Korn/Ferry International, the recruitment firm, has just published a book for job seekers billed as an “exclusive opportunity to get behind-the-scenes insight from top consultants” on how to manage your career.
Research from the Institute of Leadership & Management and Ashridge Business School published on Thursday reveals that recent UK graduates are looking to move on from their current jobs in record numbers.
Ask any entrepreneur the things he or she has given up for the sake of a business and you’ll hear a long list of sacrifices: sleep, personal time, hobbies and – perhaps most important – time with family.
My first job out of college was as a news clerk at The New York Times in Washington, DC. It was entirely unglamorous. My duties included sorting the newsroom’s mail, answering phones and ordering take-out pizza for reporters stuck on deadline.
The FTSE 100 Cross-Company Mentoring Programme has had six years of pairing chairmen and chief executives of the UK’s largest companies with nominated senior women executives from other companies.
The Professional Boards Forum has launched “BoardWatch” to track progress against the targets set down in Lord Davies’ report into the number of women on FTSE 100 boards. Drawing on data provided by BoardEx, a business networking service, BoardWatch will report monthly figures.
In the first of these reports, 31 per cent of new directors appointed to the boards of the UK’s largest 100 listed companies since March 1 are women.

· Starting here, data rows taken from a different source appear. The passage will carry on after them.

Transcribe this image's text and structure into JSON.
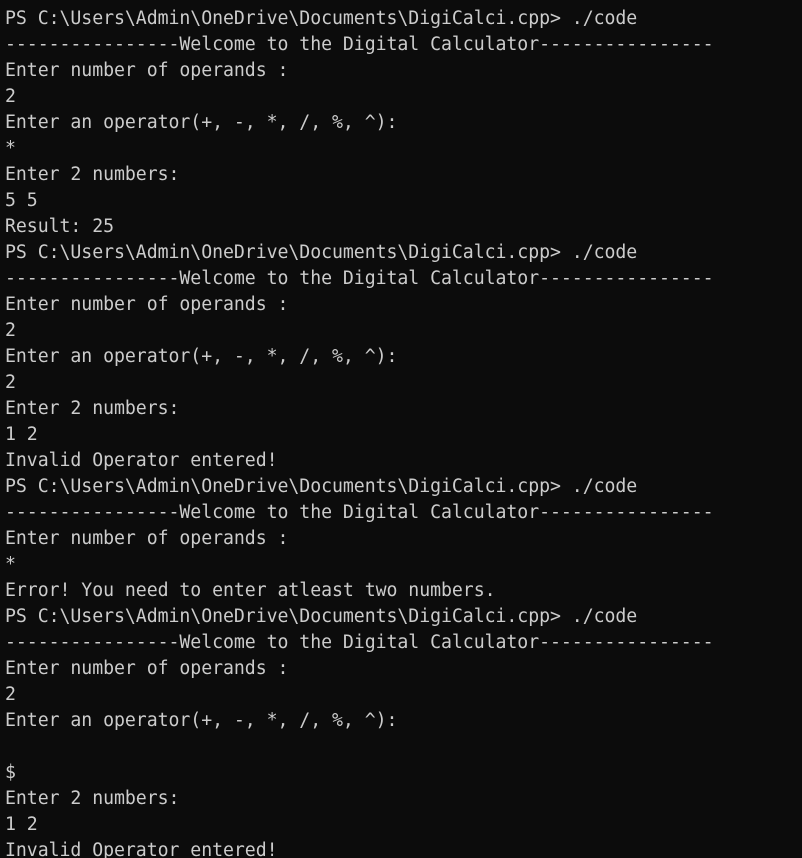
{
  "terminal": {
    "lines": [
      "PS C:\\Users\\Admin\\OneDrive\\Documents\\DigiCalci.cpp> ./code",
      "----------------Welcome to the Digital Calculator----------------",
      "Enter number of operands :",
      "2",
      "Enter an operator(+, -, *, /, %, ^):",
      "*",
      "Enter 2 numbers:",
      "5 5",
      "Result: 25",
      "PS C:\\Users\\Admin\\OneDrive\\Documents\\DigiCalci.cpp> ./code",
      "----------------Welcome to the Digital Calculator----------------",
      "Enter number of operands :",
      "2",
      "Enter an operator(+, -, *, /, %, ^):",
      "2",
      "Enter 2 numbers:",
      "1 2",
      "Invalid Operator entered!",
      "PS C:\\Users\\Admin\\OneDrive\\Documents\\DigiCalci.cpp> ./code",
      "----------------Welcome to the Digital Calculator----------------",
      "Enter number of operands :",
      "*",
      "Error! You need to enter atleast two numbers.",
      "PS C:\\Users\\Admin\\OneDrive\\Documents\\DigiCalci.cpp> ./code",
      "----------------Welcome to the Digital Calculator----------------",
      "Enter number of operands :",
      "2",
      "Enter an operator(+, -, *, /, %, ^):",
      "",
      "$",
      "Enter 2 numbers:",
      "1 2",
      "Invalid Operator entered!"
    ]
  },
  "colors": {
    "background": "#0c0c0c",
    "foreground": "#cccccc"
  }
}
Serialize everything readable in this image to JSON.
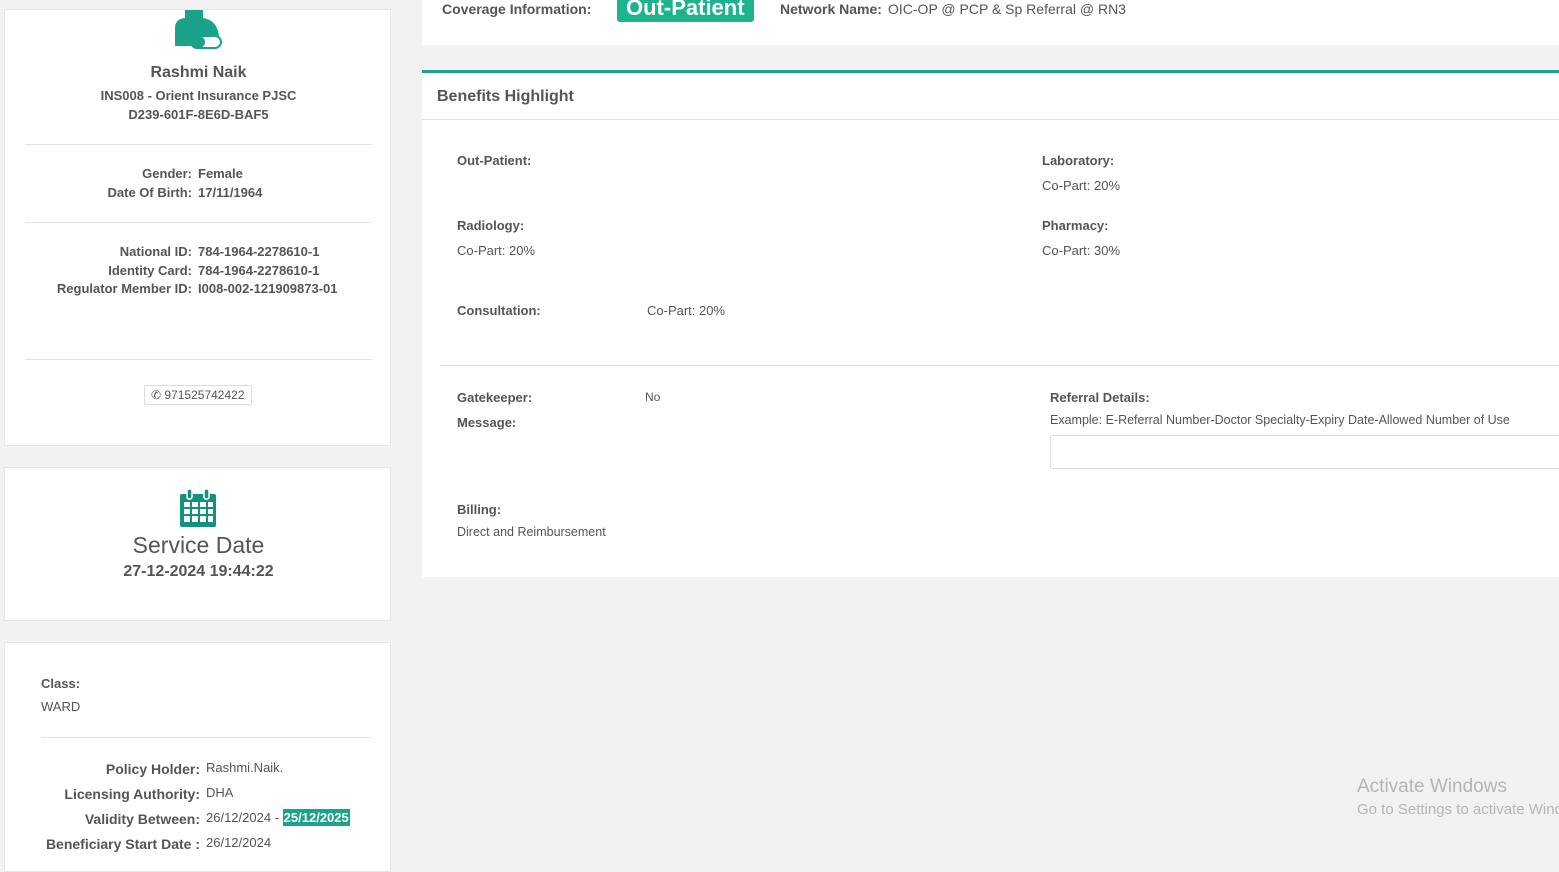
{
  "profile": {
    "name": "Rashmi Naik",
    "insurer": "INS008 - Orient Insurance PJSC",
    "member_code": "D239-601F-8E6D-BAF5",
    "gender_label": "Gender:",
    "gender": "Female",
    "dob_label": "Date Of Birth:",
    "dob": "17/11/1964",
    "national_id_label": "National ID:",
    "national_id": "784-1964-2278610-1",
    "identity_card_label": "Identity Card:",
    "identity_card": "784-1964-2278610-1",
    "regulator_label": "Regulator Member ID:",
    "regulator_id": "I008-002-121909873-01",
    "phone": "971525742422"
  },
  "service": {
    "title": "Service Date",
    "datetime": "27-12-2024 19:44:22"
  },
  "policy": {
    "class_label": "Class:",
    "class": "WARD",
    "holder_label": "Policy Holder:",
    "holder": "Rashmi.Naik.",
    "authority_label": "Licensing Authority:",
    "authority": "DHA",
    "validity_label": "Validity Between:",
    "validity_from": "26/12/2024",
    "validity_sep": "-",
    "validity_to": "25/12/2025",
    "start_label": "Beneficiary Start Date :",
    "start": "26/12/2024"
  },
  "coverage": {
    "label": "Coverage Information:",
    "badge": "Out-Patient",
    "network_label": "Network Name:",
    "network": "OIC-OP @ PCP & Sp Referral @ RN3"
  },
  "benefits": {
    "title": "Benefits Highlight",
    "out_patient_label": "Out-Patient:",
    "laboratory_label": "Laboratory:",
    "laboratory": "Co-Part: 20%",
    "radiology_label": "Radiology:",
    "radiology": "Co-Part: 20%",
    "pharmacy_label": "Pharmacy:",
    "pharmacy": "Co-Part: 30%",
    "consultation_label": "Consultation:",
    "consultation": "Co-Part: 20%",
    "gatekeeper_label": "Gatekeeper:",
    "gatekeeper": "No",
    "message_label": "Message:",
    "referral_label": "Referral Details:",
    "referral_example": "Example: E-Referral Number-Doctor Specialty-Expiry Date-Allowed Number of Use",
    "billing_label": "Billing:",
    "billing": "Direct and Reimbursement"
  },
  "watermark": {
    "title": "Activate Windows",
    "subtitle": "Go to Settings to activate Windows."
  },
  "colors": {
    "accent": "#1db38f",
    "teal": "#14907c"
  }
}
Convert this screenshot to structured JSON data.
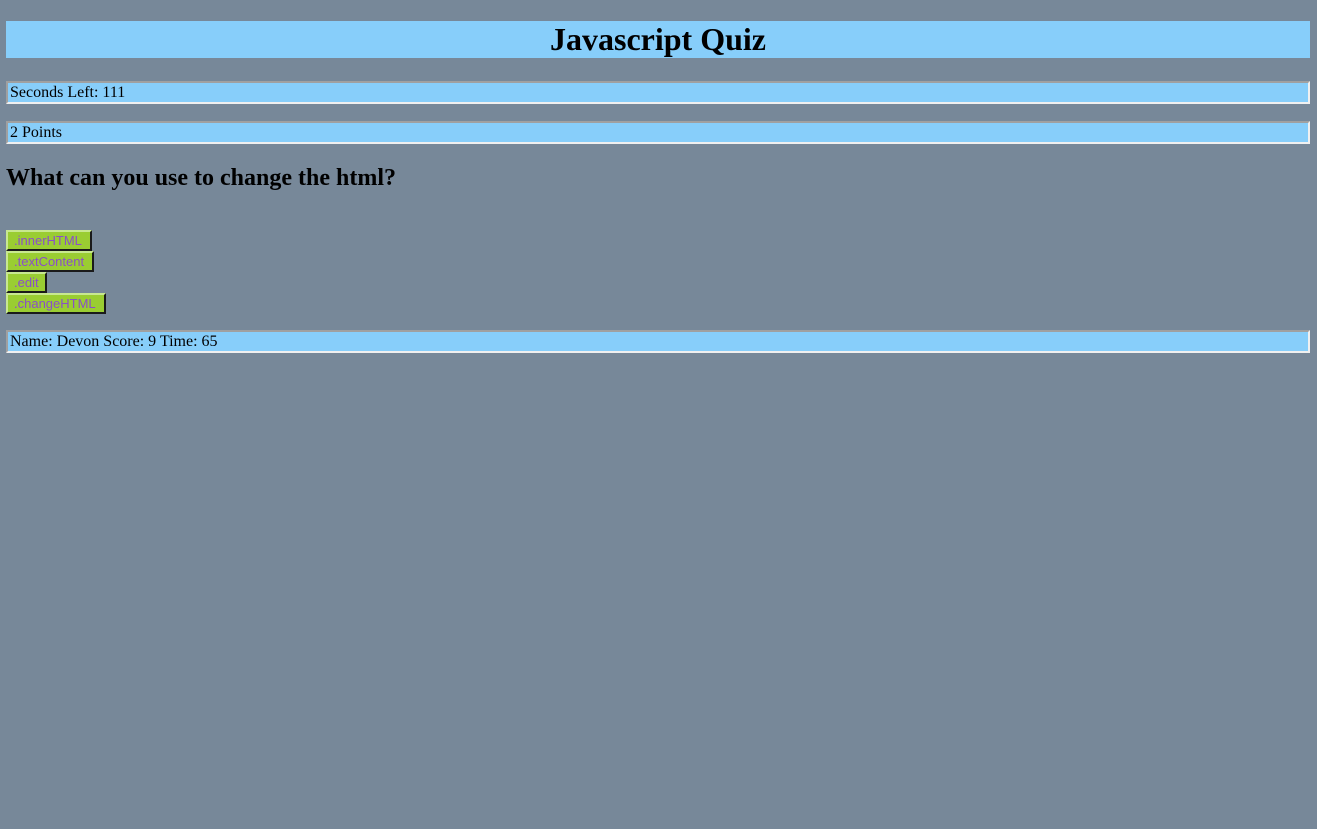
{
  "header": {
    "title": "Javascript Quiz"
  },
  "status": {
    "timer_text": "Seconds Left: 111",
    "points_text": "2 Points"
  },
  "quiz": {
    "question": "What can you use to change the html?",
    "answers": [
      {
        "label": ".innerHTML"
      },
      {
        "label": ".textContent"
      },
      {
        "label": ".edit"
      },
      {
        "label": ".changeHTML"
      }
    ]
  },
  "highscores": {
    "entry_text": "Name: Devon Score: 9 Time: 65"
  },
  "colors": {
    "page_background": "#778899",
    "panel_background": "#87cefa",
    "button_background": "#9acd32",
    "button_text": "#8a4fc8"
  }
}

This has inched up the total percentage of women directors to 13.4 per cent (from 12.5 per cent at end-2010) and reduced the number of “stag” or all-male boards to 14 from 21.
On May 11, the Financial Times publishes the next Women at the Top page as part of its flagship project on female business leadership.
The latest census from the Alliance for Board Diversity proves what we probably knew already – that little progress has been achieved in the diversity of corporate America in the past six years.
Typically, investors focus on bottom-line results, sustainability and social responsibility – but that is no longer enough.
Reports by McKinsey, the consultancy, have been some of the most powerful forces in building the economic argument for improved gender parity in the workforce.
This month, McKinsey publishes Unlocking the Full Potential of Women in the US Economy, a report that explores why, in spite of all the well-acknowledged economic arguments, highly skilled women still do not progress up the career ladder.